This new edition of the definitive guide provides information on the latest technological advances being used in practice such as laser scanning, CAD, and digital–rectified photogrammetry and state–of–the–industry case studies, including new material on recording landscapes. Packed with everything necessary to study and document any existing structure, this thorough guide discusses initial survey and planning, field notes, historical research and analysis, photographs and measured drawings, and all other aspects of documentation.
Complete with a list of helpful Web links for further research, this Second Edition of Recording Historic Structures is a reliable resource for designers and engineers who work with historic structures.

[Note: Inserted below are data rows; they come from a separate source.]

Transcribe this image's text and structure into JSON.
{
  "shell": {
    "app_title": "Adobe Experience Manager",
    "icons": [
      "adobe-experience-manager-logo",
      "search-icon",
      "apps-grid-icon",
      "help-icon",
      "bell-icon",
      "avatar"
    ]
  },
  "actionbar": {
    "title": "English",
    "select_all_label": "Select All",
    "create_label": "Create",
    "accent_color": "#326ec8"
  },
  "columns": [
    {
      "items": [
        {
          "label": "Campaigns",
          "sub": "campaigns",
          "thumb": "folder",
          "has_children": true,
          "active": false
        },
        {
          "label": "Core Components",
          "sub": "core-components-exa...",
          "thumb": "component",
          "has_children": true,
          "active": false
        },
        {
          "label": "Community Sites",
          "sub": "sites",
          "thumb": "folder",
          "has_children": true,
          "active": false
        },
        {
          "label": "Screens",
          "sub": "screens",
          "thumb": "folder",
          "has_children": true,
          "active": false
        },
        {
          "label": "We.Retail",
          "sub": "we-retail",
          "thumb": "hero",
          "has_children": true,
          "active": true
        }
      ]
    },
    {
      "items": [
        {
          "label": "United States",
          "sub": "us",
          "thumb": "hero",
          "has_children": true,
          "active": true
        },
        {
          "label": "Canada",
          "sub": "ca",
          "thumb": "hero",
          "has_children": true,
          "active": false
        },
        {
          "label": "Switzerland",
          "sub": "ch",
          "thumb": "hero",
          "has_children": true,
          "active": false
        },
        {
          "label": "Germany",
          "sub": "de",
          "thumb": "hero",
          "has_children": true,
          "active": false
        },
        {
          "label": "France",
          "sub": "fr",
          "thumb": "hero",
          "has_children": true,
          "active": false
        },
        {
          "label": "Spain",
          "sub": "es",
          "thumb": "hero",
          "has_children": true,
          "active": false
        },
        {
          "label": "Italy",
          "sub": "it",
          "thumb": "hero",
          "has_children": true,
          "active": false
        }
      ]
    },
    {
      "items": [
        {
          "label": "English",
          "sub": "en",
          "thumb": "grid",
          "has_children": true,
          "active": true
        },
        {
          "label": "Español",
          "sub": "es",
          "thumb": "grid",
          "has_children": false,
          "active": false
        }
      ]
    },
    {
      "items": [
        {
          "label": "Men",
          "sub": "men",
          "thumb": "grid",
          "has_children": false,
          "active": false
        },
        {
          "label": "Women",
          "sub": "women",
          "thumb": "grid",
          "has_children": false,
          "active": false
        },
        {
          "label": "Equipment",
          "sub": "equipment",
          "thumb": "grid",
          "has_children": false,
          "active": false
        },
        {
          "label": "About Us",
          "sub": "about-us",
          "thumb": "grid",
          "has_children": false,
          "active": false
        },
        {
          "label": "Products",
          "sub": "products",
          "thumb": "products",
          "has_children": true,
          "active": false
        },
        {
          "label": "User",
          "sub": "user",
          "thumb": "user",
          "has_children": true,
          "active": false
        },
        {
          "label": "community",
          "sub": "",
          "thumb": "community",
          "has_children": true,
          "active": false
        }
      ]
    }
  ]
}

Foreword to the 1989 Edition.
Preface to the 1989 Edition.
PART 1: RECORDING METHODS.
1. Overview (John A. Burns).
2. History (Alison K. Hoagland & Gray Fitzsimons).
3. Photography (William L. Lebovich).
4. Measured Drawings (John A. Burns).
PART 2: CASE STUDIES.
5. Recording Vernacular Building Forms (Catherine L. Lavoie).
6. Documenting Historic Bridges (Eric N. DeLony).
7. Recording Structural And Mechanical Systems (John A. Burns).
8. Recording Historic Ships (Richard K. Anderson).
9. Recording Monuments (Mark Schara).
10. Recording an Industrial Process (Richard K. Anderson).
11. Recording Historic Landscape.
List of Illustrations.
HABS/HAER/HALS are part of the National Park Service, U.S. Department of the Interior. The programs document important architecture, engineering structures, industrial sites, and landscapes throughout the U.S. and its territories. The HABS/HAER/HALS collections are archived at the Library of Congress and are also available at http://memory.loc.gov.